The Italian company Enel inaugurated Latin America’s largest solar park in the state of Piauí, Brazil. The plant has 930,000 solar panels that extend over an area of 690 hectares (1,705 acres) and will provide electricity to 300,000 families. The project was the result of an investment of US$ 300 million. Enel has another project underway in Mexico, which when completed will be even larger and represent an investment of US$ 650 million. The project in Mexico will have the potential to supply electricity to 1.3 million families. (El Economista 11/28/2017; PV Tech 03/12/2017).

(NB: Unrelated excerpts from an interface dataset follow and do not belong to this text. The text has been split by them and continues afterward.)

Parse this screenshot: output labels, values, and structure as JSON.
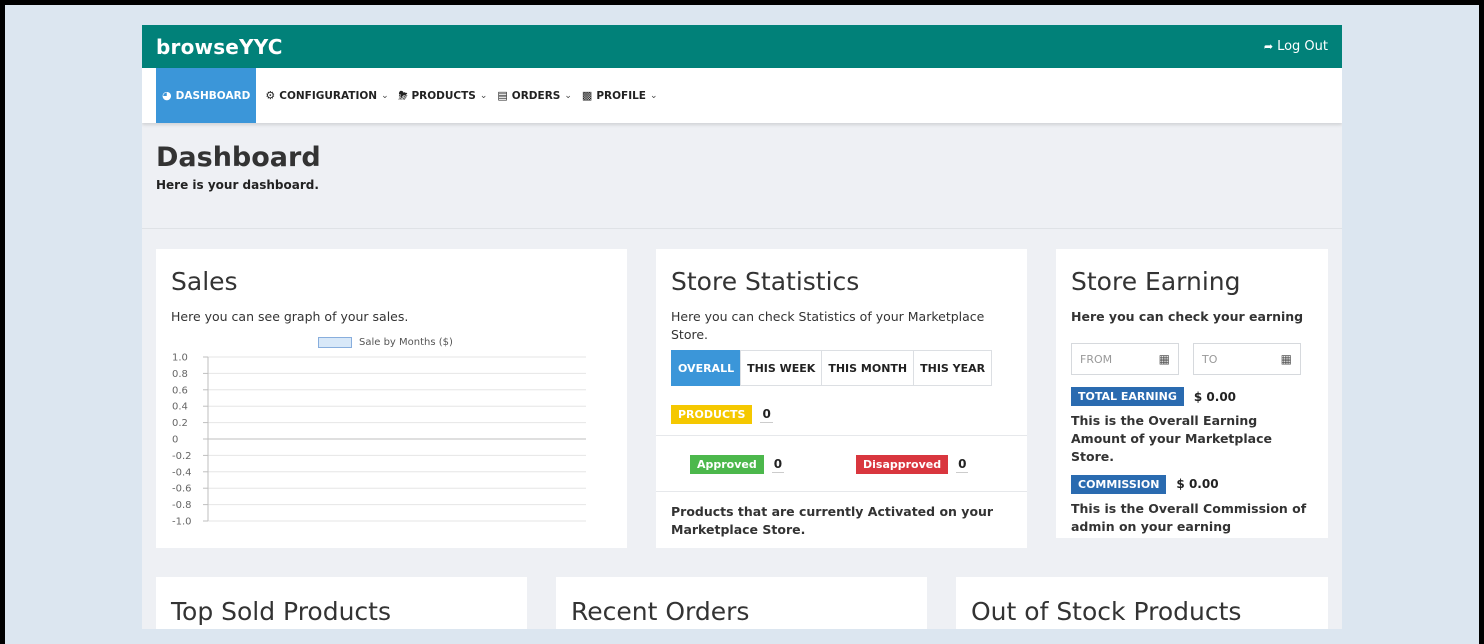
{
  "app": {
    "brand": "browseYYC",
    "logout_label": "Log Out"
  },
  "nav": [
    {
      "label": "DASHBOARD",
      "icon": "dashboard-icon",
      "active": true
    },
    {
      "label": "CONFIGURATION",
      "icon": "gear-icon"
    },
    {
      "label": "PRODUCTS",
      "icon": "tag-icon"
    },
    {
      "label": "ORDERS",
      "icon": "clipboard-icon"
    },
    {
      "label": "PROFILE",
      "icon": "id-card-icon"
    }
  ],
  "page": {
    "title": "Dashboard",
    "subtitle": "Here is your dashboard."
  },
  "sales": {
    "title": "Sales",
    "description": "Here you can see graph of your sales.",
    "chart_data": {
      "type": "line",
      "title": "",
      "series": [
        {
          "name": "Sale by Months ($)",
          "values": []
        }
      ],
      "y_ticks": [
        "1.0",
        "0.8",
        "0.6",
        "0.4",
        "0.2",
        "0",
        "-0.2",
        "-0.4",
        "-0.6",
        "-0.8",
        "-1.0"
      ],
      "ylim": [
        -1.0,
        1.0
      ],
      "legend_position": "top",
      "grid": true
    }
  },
  "stats": {
    "title": "Store Statistics",
    "description": "Here you can check Statistics of your Marketplace Store.",
    "tabs": [
      "OVERALL",
      "THIS WEEK",
      "THIS MONTH",
      "THIS YEAR"
    ],
    "products_label": "PRODUCTS",
    "products_count": "0",
    "approved_label": "Approved",
    "approved_count": "0",
    "disapproved_label": "Disapproved",
    "disapproved_count": "0",
    "footer": "Products that are currently Activated on your Marketplace Store."
  },
  "earning": {
    "title": "Store Earning",
    "description": "Here you can check your earning",
    "from_placeholder": "FROM",
    "to_placeholder": "TO",
    "total_label": "TOTAL EARNING",
    "total_value": "$ 0.00",
    "total_text": "This is the Overall Earning Amount of your Marketplace Store.",
    "commission_label": "COMMISSION",
    "commission_value": "$ 0.00",
    "commission_text": "This is the Overall Commission of admin on your earning"
  },
  "bottom_cards": [
    "Top Sold Products",
    "Recent Orders",
    "Out of Stock Products"
  ],
  "colors": {
    "topbar": "#018179",
    "accent": "#3b96d9",
    "products_badge": "#f5c800",
    "approved": "#4cb84c",
    "disapproved": "#d9363e",
    "earning_badge": "#2a6bb0"
  }
}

The Spanish foundation Acciona Microenergía and Peru’s Scientific, Technological and Innovation Fund (Fondecyt) launched a new program to provide electricity to isolated rural communities in the Peruvian Amazon. The initiative will use residential photovoltaic systems to provide basic electricity service to 1,000 households without disrupting the surrounding ecosystem. The pilot project will help demonstrate the replicability and economic feasibility of this model. Under the program, residents pay a small fee for the equipment equivalent to 50 percent less that what they previously paid for batteries, candles, and oil lamps. Acciona Microenergía will also train users so they can fix and maintain the equipment themselves. (Energías Renovables 11/26/2017)

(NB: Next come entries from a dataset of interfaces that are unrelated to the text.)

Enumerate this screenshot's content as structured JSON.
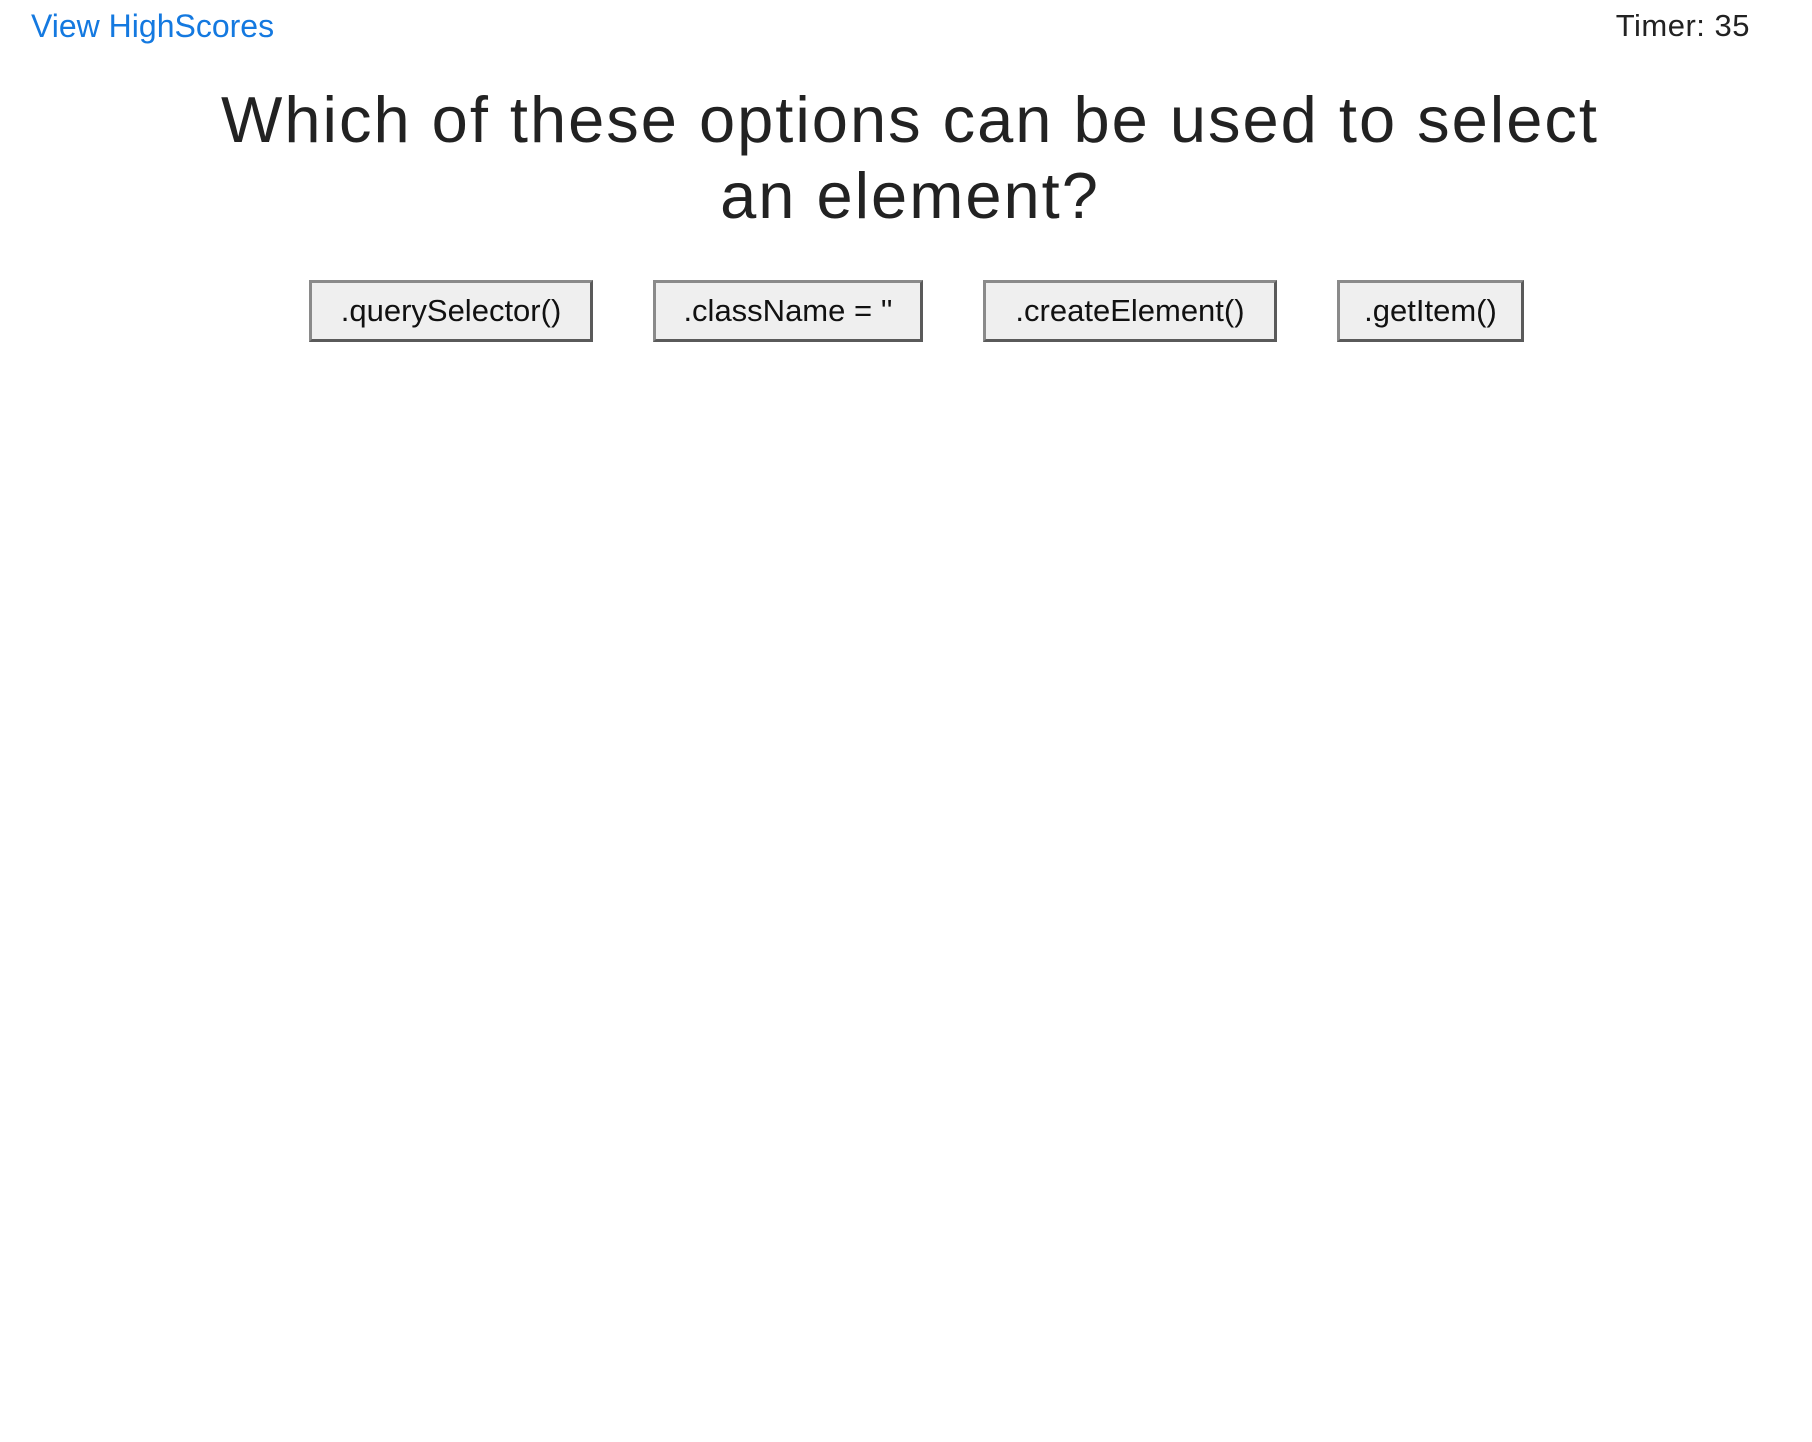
{
  "header": {
    "highscores_link": "View HighScores",
    "timer_text": "Timer: 35"
  },
  "quiz": {
    "question": "Which of these options can be used to select an element?",
    "options": [
      ".querySelector()",
      ".className = ''",
      ".createElement()",
      ".getItem()"
    ]
  },
  "colors": {
    "link": "#1479e0",
    "text": "#222222",
    "button_bg": "#efefef",
    "button_border": "#5a5a5a"
  }
}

A bill to lower taxes on electric vehicles (EV) successfully passed the first vote by the Costa Rican General Assembly. A second vote to make it official is expected shortly. As Costa Rica works towards becoming a carbon neutral country by 2022, it aims to add 37,000 EVs over the next five years. The law would exempt EVs from a range of fees, including parking meter costs and driving permits and would lower import taxes and vehicle transfer fees for the next five years. Recharge centers will be built every 80 kilometers on national roads and every 120 kilometers on provincial roads. The law also places obligations on the Ministry of Transportation to support the initiative and the National Apprenticeship Institute to train future mechanics for electric vehicles. (La Nación, 29/11/2017)

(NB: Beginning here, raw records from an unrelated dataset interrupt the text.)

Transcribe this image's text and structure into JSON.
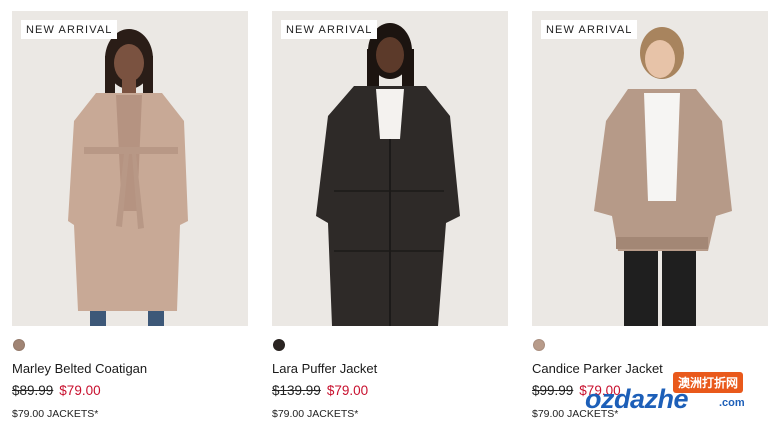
{
  "products": [
    {
      "badge": "NEW ARRIVAL",
      "name": "Marley Belted Coatigan",
      "was_price": "$89.99",
      "sale_price": "$79.00",
      "promo": "$79.00 JACKETS*",
      "swatch_color": "#a08474",
      "garment_color": "#c8a996"
    },
    {
      "badge": "NEW ARRIVAL",
      "name": "Lara Puffer Jacket",
      "was_price": "$139.99",
      "sale_price": "$79.00",
      "promo": "$79.00 JACKETS*",
      "swatch_color": "#2b2522",
      "garment_color": "#2e2a28"
    },
    {
      "badge": "NEW ARRIVAL",
      "name": "Candice Parker Jacket",
      "was_price": "$99.99",
      "sale_price": "$79.00",
      "promo": "$79.00 JACKETS*",
      "swatch_color": "#b89b8a",
      "garment_color": "#b69a88"
    }
  ],
  "watermark": {
    "cn": "澳洲打折网",
    "main": "ozdazhe",
    "domain": ".com"
  },
  "colors": {
    "sale_red": "#c8102e",
    "watermark_blue": "#1d5fb8",
    "watermark_orange": "#e9591b"
  }
}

Costa Rica has also begun testing its first hydrogen bus 'Nyuti', which means star in the Chorotega indigenous language, as the country moves towards achieving the goal of 100 percent renewable energy. The first routes will be introduced in the province of Guanacaste in June, making it the first vehicle of its kind in Central America. (La Nación, 11/28/2017)
Argentina's Minister of Transport, Guillermo Dietrich, spoke in Washington DC this week about the progress of the country's National Transport Plan. During the hour and a half-long talk, Minister Dietrich highlighted the plan's five strategic priorities: improving infrastructure, efficiently and sustainably prioritizing different modes of transport; improving safety in the sector; strengthening employment; and reducing corruption while improving transparency in the sector. The plan spans 2016-2019, and focuses on roads, railroads, air transport, ports and waterways, and urban mobility. A discussant from the InterAmerican Development Bank noted that one major challenge facing the US$33 billion plan is how to finance the wide-ranging improvements while reducing subsidies. (Woodrow Wilson Center 11/22/2017)
Costa Rica and Ecuador signed the Coral Reef Life declaration, an international pronouncement in favor of the conservation of coral reefs launched in June 2017 by Prince Albert II of Monaco. With this agreement, both countries will try to comply with Goal 14 –to conserve and sustainably use the oceans, seas, and marine resources– of United Nation’s Sustainable Development Goals. Costa Rica and Ecuador will join other 12 signatory countries, including Mexico, in projects to restore and protect their coral reefs (El País 11/28/2017).
Andrés Anchondo and Erika Moyer contributed to this post